▸ WORK INSTRUCTION
All of the data below should be printed again word for word, pictures excluded.

*** DATA ***

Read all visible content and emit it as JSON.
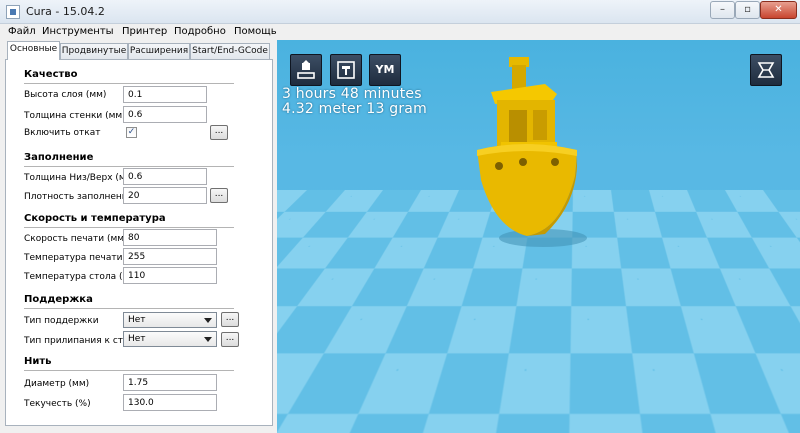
{
  "window": {
    "title": "Cura - 15.04.2",
    "minimize": "–",
    "maximize": "▫",
    "close": "✕"
  },
  "menu": [
    "Файл",
    "Инструменты",
    "Принтер",
    "Подробно",
    "Помощь"
  ],
  "tabs": [
    "Основные",
    "Продвинутые",
    "Расширения",
    "Start/End-GCode"
  ],
  "active_tab": "Основные",
  "sections": {
    "quality": {
      "title": "Качество",
      "layer_height": {
        "label": "Высота слоя (мм)",
        "value": "0.1"
      },
      "wall_thickness": {
        "label": "Толщина стенки (мм)",
        "value": "0.6"
      },
      "retraction": {
        "label": "Включить откат",
        "checked": true,
        "checkmark": "✓",
        "more": "..."
      }
    },
    "fill": {
      "title": "Заполнение",
      "bottom_top": {
        "label": "Толщина Низ/Верх (мм)",
        "value": "0.6"
      },
      "density": {
        "label": "Плотность заполнения",
        "value": "20",
        "more": "..."
      }
    },
    "speed_temp": {
      "title": "Скорость и температура",
      "print_speed": {
        "label": "Скорость печати (мм/с)",
        "value": "80"
      },
      "print_temp": {
        "label": "Температура печати (С)",
        "value": "255"
      },
      "bed_temp": {
        "label": "Температура стола (С)",
        "value": "110"
      }
    },
    "support": {
      "title": "Поддержка",
      "support_type": {
        "label": "Тип поддержки",
        "value": "Нет",
        "more": "..."
      },
      "adhesion_type": {
        "label": "Тип прилипания к столу",
        "value": "Нет",
        "more": "..."
      }
    },
    "filament": {
      "title": "Нить",
      "diameter": {
        "label": "Диаметр (мм)",
        "value": "1.75"
      },
      "flow": {
        "label": "Текучесть (%)",
        "value": "130.0"
      }
    }
  },
  "viewport": {
    "print_time": "3 hours 48 minutes",
    "material": "4.32 meter 13 gram",
    "ym_label": "YM",
    "model_color": "#f2c400",
    "floor_color": "#62bfe6",
    "toolbar_color": "#2a3a50"
  }
}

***

▸ TASK ANSWER
Read all visible content and emit it as JSON.
{
  "window": {
    "title": "Cura - 15.04.2",
    "minimize": "–",
    "maximize": "▫",
    "close": "✕"
  },
  "menu": [
    "Файл",
    "Инструменты",
    "Принтер",
    "Подробно",
    "Помощь"
  ],
  "tabs": [
    "Основные",
    "Продвинутые",
    "Расширения",
    "Start/End-GCode"
  ],
  "active_tab": "Основные",
  "sections": {
    "quality": {
      "title": "Качество",
      "layer_height": {
        "label": "Высота слоя (мм)",
        "value": "0.1"
      },
      "wall_thickness": {
        "label": "Толщина стенки (мм)",
        "value": "0.6"
      },
      "retraction": {
        "label": "Включить откат",
        "checked": true,
        "checkmark": "✓",
        "more": "..."
      }
    },
    "fill": {
      "title": "Заполнение",
      "bottom_top": {
        "label": "Толщина Низ/Верх (мм)",
        "value": "0.6"
      },
      "density": {
        "label": "Плотность заполнения",
        "value": "20",
        "more": "..."
      }
    },
    "speed_temp": {
      "title": "Скорость и температура",
      "print_speed": {
        "label": "Скорость печати (мм/с)",
        "value": "80"
      },
      "print_temp": {
        "label": "Температура печати (С)",
        "value": "255"
      },
      "bed_temp": {
        "label": "Температура стола (С)",
        "value": "110"
      }
    },
    "support": {
      "title": "Поддержка",
      "support_type": {
        "label": "Тип поддержки",
        "value": "Нет",
        "more": "..."
      },
      "adhesion_type": {
        "label": "Тип прилипания к столу",
        "value": "Нет",
        "more": "..."
      }
    },
    "filament": {
      "title": "Нить",
      "diameter": {
        "label": "Диаметр (мм)",
        "value": "1.75"
      },
      "flow": {
        "label": "Текучесть (%)",
        "value": "130.0"
      }
    }
  },
  "viewport": {
    "print_time": "3 hours 48 minutes",
    "material": "4.32 meter 13 gram",
    "ym_label": "YM",
    "model_color": "#f2c400",
    "floor_color": "#62bfe6",
    "toolbar_color": "#2a3a50"
  }
}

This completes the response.